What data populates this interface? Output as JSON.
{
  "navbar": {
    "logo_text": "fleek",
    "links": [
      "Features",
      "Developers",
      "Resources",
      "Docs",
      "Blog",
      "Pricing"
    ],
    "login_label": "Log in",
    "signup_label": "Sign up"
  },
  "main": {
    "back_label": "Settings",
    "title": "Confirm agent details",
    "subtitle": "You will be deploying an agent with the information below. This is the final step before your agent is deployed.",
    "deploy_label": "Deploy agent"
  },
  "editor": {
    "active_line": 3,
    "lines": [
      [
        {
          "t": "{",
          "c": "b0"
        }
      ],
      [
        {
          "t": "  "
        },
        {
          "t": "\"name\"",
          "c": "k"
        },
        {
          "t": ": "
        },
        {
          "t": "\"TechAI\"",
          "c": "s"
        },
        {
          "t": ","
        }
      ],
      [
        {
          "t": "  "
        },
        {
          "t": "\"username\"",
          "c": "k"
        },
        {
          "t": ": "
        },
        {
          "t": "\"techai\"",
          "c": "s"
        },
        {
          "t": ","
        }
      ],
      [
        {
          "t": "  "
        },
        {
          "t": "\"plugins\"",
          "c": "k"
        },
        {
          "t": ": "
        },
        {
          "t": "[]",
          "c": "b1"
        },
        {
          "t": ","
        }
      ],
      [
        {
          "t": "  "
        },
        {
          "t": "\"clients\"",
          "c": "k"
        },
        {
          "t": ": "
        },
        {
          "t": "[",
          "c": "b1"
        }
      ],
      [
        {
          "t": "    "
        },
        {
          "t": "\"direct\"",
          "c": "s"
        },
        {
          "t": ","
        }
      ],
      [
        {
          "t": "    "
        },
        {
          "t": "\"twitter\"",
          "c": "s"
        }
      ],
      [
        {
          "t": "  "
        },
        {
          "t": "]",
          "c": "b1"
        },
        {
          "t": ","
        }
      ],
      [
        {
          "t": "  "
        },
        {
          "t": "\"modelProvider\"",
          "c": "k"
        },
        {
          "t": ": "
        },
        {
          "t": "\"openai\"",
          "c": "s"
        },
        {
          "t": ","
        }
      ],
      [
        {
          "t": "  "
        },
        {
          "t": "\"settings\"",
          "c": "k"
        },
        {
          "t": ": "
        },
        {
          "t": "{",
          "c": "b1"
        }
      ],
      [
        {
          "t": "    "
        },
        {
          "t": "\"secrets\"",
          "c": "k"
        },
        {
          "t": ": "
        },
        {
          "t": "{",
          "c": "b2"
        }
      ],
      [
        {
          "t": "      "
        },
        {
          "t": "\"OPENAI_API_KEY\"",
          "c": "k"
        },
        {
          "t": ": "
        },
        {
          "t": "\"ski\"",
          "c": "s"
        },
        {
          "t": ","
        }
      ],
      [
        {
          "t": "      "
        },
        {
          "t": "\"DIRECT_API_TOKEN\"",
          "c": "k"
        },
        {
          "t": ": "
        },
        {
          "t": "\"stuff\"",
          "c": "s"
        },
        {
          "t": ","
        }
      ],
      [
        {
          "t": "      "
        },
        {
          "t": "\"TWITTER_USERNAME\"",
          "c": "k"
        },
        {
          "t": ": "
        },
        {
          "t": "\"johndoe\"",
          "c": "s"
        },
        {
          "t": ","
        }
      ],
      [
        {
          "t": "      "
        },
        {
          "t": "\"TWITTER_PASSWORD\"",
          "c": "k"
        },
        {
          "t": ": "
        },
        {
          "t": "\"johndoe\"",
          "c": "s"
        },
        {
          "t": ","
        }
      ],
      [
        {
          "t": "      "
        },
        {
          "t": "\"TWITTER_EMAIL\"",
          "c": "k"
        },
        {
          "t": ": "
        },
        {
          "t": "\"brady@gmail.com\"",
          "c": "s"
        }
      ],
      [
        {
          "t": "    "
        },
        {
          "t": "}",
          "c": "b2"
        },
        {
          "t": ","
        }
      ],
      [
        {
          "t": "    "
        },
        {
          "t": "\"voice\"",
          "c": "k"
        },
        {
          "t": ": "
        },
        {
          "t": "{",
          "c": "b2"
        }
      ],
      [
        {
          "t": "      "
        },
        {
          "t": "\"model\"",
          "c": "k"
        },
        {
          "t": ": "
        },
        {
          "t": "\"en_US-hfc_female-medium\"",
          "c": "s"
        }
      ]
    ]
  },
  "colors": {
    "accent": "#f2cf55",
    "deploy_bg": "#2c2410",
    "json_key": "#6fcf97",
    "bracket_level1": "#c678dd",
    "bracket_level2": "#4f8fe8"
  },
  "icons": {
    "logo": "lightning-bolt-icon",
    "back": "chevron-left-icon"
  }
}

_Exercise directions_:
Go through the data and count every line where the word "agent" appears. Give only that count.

_Written solution_:
3